**WHAT IS NEEDED**
From the listing below, return each line that includes "true".

**TASK DATA**
====
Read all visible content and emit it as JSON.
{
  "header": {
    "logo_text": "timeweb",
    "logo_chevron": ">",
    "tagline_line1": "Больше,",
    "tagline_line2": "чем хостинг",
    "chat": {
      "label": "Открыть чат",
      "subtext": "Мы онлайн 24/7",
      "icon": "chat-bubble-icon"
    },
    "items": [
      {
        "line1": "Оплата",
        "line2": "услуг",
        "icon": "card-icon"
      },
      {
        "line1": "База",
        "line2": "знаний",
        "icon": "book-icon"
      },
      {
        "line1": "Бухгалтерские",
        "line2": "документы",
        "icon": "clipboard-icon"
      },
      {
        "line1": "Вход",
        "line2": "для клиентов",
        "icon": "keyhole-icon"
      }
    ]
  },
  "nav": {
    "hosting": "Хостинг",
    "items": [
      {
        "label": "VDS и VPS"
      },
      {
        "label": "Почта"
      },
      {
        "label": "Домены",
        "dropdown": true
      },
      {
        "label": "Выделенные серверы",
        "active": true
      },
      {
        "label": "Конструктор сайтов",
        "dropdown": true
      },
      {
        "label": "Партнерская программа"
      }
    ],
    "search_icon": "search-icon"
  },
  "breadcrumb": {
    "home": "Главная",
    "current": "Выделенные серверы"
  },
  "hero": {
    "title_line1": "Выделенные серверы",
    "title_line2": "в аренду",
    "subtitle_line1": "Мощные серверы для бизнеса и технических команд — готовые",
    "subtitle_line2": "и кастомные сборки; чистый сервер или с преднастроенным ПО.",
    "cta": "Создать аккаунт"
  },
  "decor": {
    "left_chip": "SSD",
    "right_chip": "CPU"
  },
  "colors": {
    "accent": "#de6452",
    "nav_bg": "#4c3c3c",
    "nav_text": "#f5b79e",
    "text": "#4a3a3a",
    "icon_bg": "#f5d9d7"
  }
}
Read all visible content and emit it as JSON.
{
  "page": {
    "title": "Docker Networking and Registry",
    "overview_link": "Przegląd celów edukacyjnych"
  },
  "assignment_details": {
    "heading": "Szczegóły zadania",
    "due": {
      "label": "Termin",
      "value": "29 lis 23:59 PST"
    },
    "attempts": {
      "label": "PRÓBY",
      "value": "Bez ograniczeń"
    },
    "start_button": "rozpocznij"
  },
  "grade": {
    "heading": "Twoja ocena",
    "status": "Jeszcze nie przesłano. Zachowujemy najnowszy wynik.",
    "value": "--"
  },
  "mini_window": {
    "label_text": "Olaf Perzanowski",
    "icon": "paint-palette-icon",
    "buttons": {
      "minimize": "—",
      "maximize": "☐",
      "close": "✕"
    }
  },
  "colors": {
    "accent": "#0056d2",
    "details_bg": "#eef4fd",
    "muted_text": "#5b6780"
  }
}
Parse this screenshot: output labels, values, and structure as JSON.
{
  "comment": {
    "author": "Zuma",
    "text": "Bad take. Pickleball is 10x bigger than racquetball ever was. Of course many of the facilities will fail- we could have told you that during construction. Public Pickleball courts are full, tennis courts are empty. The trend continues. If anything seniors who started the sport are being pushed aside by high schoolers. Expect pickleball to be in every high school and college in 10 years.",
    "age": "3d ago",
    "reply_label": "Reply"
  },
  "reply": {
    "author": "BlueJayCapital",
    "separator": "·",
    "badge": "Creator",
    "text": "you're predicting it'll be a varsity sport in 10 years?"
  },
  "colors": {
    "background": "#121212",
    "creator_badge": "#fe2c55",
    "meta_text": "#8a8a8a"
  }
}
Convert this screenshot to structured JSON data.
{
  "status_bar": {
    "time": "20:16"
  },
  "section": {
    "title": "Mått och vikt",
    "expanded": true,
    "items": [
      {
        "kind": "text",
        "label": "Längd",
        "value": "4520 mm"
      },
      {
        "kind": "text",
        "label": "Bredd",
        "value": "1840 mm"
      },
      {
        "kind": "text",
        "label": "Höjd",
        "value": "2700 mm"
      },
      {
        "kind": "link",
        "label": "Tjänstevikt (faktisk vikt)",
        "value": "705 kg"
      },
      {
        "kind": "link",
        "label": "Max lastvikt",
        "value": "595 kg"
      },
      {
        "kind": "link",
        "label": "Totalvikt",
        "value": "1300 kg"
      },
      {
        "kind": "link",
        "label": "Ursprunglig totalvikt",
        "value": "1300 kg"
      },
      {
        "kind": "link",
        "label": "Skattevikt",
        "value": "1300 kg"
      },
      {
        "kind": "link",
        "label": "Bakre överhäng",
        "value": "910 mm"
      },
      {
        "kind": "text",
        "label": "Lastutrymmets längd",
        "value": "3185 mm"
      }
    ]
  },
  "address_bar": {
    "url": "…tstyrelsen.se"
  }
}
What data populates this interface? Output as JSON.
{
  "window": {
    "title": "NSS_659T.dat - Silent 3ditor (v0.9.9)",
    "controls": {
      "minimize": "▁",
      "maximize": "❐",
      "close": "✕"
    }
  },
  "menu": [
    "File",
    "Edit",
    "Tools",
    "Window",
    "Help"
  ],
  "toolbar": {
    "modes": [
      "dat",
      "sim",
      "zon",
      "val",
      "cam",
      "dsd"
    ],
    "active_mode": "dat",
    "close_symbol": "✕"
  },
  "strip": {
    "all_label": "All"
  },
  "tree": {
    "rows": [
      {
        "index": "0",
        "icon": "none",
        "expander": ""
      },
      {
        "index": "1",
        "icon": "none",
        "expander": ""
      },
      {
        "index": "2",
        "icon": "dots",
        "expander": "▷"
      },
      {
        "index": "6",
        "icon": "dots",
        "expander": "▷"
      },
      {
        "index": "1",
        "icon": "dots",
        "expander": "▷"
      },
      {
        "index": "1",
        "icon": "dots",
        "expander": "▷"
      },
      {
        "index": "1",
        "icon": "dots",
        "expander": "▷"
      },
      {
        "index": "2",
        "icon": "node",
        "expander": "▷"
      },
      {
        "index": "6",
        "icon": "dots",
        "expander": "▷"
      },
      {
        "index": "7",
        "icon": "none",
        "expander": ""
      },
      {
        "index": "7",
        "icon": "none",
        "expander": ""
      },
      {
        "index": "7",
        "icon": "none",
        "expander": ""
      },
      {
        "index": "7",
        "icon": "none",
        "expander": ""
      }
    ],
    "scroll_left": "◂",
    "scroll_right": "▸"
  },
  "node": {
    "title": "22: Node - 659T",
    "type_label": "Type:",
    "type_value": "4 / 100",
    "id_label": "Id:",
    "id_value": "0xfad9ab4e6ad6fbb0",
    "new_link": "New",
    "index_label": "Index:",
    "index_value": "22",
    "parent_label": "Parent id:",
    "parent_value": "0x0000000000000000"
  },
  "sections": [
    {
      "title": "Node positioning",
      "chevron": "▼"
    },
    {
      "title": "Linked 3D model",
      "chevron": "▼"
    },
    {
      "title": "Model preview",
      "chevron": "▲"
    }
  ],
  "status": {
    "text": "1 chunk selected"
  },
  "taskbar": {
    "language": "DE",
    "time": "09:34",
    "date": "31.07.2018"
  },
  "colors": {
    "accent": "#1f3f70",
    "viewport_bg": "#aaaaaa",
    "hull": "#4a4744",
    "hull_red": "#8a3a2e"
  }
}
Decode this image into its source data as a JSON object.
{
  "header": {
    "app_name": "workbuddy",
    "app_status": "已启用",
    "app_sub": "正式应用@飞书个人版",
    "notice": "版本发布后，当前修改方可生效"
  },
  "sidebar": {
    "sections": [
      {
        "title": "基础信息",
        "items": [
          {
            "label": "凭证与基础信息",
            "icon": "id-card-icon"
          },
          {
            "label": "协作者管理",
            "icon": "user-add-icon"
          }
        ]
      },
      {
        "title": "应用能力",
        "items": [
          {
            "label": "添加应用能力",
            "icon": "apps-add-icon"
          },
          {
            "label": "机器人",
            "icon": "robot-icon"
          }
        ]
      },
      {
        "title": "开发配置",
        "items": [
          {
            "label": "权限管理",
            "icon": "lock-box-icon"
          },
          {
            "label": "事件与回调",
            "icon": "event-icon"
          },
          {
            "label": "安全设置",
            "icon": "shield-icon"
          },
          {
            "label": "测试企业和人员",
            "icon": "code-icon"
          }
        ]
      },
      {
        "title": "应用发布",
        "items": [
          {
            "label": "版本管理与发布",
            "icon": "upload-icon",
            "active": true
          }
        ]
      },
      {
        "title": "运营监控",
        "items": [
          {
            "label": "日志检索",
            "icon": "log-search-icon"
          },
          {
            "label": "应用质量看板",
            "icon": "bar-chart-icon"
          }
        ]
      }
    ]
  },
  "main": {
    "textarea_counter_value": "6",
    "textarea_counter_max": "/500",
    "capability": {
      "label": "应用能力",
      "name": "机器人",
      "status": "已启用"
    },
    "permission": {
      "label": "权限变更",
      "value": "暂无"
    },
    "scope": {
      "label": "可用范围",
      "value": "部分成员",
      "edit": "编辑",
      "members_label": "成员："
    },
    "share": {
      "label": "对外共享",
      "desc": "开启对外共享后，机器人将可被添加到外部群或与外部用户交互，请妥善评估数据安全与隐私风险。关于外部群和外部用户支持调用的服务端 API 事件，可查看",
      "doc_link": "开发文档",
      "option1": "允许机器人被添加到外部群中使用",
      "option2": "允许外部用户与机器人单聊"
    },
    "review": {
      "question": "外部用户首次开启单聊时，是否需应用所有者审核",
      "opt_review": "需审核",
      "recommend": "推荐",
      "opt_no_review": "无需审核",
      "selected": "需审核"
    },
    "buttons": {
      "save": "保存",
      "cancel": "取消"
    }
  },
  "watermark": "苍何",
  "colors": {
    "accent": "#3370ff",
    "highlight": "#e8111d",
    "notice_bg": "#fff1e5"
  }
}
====
**RESULT BELOW**
        "dropdown": true
        "active": true
        "dropdown": true
    "expanded": true,
            "active": true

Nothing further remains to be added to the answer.